Thousands have come through the doors of Thompson Park Community Centre in Monkwearmouth over the years and many of those faces, old and new, gathered at a fun day to mark its milestone birthday.

Rewind six decades and the community clubbed together to build the centre off Newbold Avenue back in 1956 on the site of the Black Cats’ sixth ground, which the team used from 1886-1898.

It was founded by Nan Freeman, Arthur Cuddeford and Jack Duery, whose descendants still use the centre.

Chairman Jan Pringle said: “The committee were overjoyed at the response shown by our local community and would like to thank everyone who volunteered their time and services in what was a momentous day for the centre.”

The centre is a meeting place for a host of groups including bingo groups, football fans who use the bar before matches, self defence and martial arts groups, mum and toddler groups and Little Dribbler footballers who use the site’s grounds.

“It’s a really well-used centre and is in use by various groups every day, groups who span all ages,” added Jan, who’s been a member for 50 years. “The idea for the centre actually started in 1946. The founders went to the nearby Grange Park School and held coffee mornings and whist sessions to raise the money to build the centre.

“We’re really proud of the community spirit behind the centre, everyone mucked in and tradespeople gave their time for free to build it.”

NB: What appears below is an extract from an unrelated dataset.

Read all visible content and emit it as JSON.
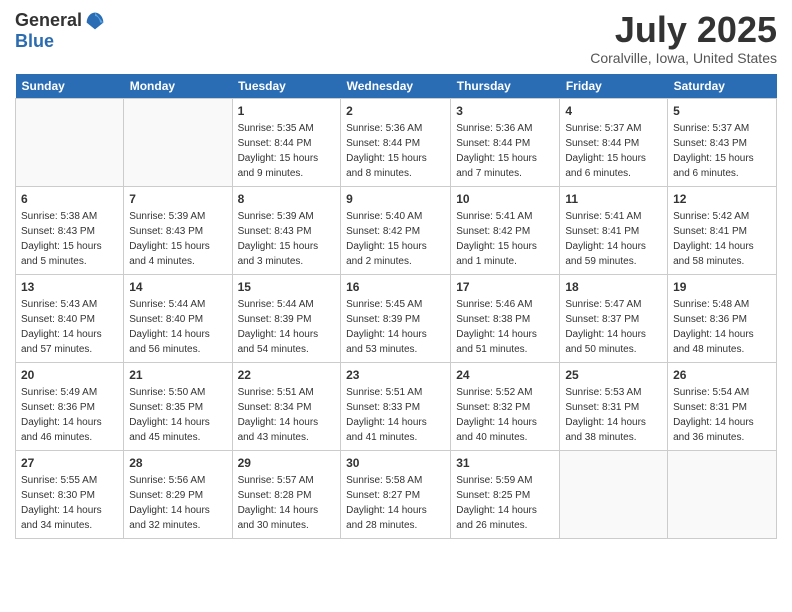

Treasurer Kath Hodgson said: “This community centre is unique in the city because it’s the only one that’s independent and self-sufficient. Other community centres will have window and roof repairs paid for by the council. Although we do get some funding from the Community Chest fund, we’ve paid our own way from the beginning.”

One of the biggest fundraisers for the centre is its annual pantomime, performed on its large stage with costumes hand-made by members, which draws in families from around Monkwearmouth, Southwick and Fulwell.

Members hope the fun day will encourage even more people to use the community hub.